While the mainstream media focused their news stories on COVID-19 and fast-tracked liability-free vaccines, Ronan had a steady stream of seizures on the 1st day of a month I usually wish we could skip over. One right after the other, it was not an easy day for him. It was not an easy day for any of us. With the whole family home, we sprang into action taking seizure watch. We then took turns making sure Ronan stayed cozy in one spot as the emergency medication took effect. Sometimes he will get quick relief. Other times, it can take an hour or longer for him to be comfortable again.
Hoping that Ronan would be able to sleep off the late-morning seizure activity, Ronan stayed awake into the early afternoon. Sitting behind me in an over-sized chair in our office, and through two scheduled Zoom meetings of mine, I kept an ever-watchful eye on him with the help of his youngest sister for the rest of the day. Without any further seizure activity, Ronan fell asleep at his usual bedtime later than night.

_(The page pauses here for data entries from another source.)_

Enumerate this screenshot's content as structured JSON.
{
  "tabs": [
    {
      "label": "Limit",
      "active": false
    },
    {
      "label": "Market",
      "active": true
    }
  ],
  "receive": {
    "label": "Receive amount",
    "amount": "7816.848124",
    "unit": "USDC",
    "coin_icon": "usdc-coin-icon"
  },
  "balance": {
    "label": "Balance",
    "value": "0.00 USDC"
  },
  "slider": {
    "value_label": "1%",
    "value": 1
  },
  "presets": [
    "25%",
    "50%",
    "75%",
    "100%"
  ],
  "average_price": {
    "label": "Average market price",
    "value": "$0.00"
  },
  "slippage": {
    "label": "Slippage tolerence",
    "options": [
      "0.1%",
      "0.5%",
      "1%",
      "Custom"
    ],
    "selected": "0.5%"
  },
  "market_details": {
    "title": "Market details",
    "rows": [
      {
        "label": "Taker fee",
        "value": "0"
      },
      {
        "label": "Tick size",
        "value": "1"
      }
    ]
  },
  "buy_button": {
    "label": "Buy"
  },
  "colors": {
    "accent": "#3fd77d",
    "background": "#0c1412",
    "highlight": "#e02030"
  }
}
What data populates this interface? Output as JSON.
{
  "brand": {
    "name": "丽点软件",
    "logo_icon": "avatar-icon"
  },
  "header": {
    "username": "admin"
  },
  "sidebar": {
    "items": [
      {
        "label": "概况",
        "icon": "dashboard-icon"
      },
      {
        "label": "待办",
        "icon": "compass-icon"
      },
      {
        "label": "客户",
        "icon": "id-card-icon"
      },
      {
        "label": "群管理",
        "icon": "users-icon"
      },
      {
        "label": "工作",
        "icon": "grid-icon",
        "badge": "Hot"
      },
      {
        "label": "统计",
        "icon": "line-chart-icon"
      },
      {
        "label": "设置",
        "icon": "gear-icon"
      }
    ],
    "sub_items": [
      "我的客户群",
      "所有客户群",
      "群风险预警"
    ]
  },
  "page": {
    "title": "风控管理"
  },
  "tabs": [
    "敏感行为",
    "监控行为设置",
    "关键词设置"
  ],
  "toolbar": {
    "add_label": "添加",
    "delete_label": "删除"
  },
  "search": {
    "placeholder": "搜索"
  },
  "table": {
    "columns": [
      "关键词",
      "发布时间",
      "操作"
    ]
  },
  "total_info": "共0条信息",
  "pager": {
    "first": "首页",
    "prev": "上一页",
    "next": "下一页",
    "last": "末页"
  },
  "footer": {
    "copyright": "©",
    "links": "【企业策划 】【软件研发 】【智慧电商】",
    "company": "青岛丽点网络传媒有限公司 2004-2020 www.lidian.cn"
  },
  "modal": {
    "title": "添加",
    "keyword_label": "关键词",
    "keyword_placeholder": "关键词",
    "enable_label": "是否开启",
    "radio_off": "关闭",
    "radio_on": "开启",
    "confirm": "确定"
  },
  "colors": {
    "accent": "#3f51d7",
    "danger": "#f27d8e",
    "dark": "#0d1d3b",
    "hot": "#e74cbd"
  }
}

The day after a rash of seizures can be just as frustrating and emotional as the day of the seizures. He got to sleep in, but I wasn’t surprised when Ronan woke up on April 2nd, which society has dubbed World Autism Awareness Day, a little grumpy. Dude, I feel ya, I wanted to say. I’m not a big fan of this day either. But I kept that to myself and got Ronan everything he’d need to have a carefree, easy day.
Easy for him meant more taxing for me. I keep a watchful eye on Ronan every day. I kick up that constant supervision on seizure days. Post-seizure days are no different. A new round of seizures can happen that following day. The third day post-seizures is better, but even then, I can never fully relax. Autism doesn’t allow it. Seizures don’t either. So I hover. I hover over him looking for any signs of seizures and constantly pray that he’ll be okay.
Other stories may have taken autism out of the daily newsfeed, but it’s still here. Ask any parent who has a kid like mine, and we’ll let you know. Autism is still here. Awareness this year may have diminished, but the need for some action to reduce the rate of a debilitating disorder has only grown. When autism gets its turn in the news cycle again, I hope that the media will consider changing their narrative and get on the autism action bandwagon. We’re painfully aware that autism exists, and it’s beyond time for some action.
Reduce the rate, and prevent the problems that have come with it. Autism isn’t a novel virus. But it is medical and treatable. Isn’t it time that this disorder be taken as seriously as the coronavirus has been? With all of my heart, I think it is.
Cathy Jameson is a Contributing Editor for Age of Autism.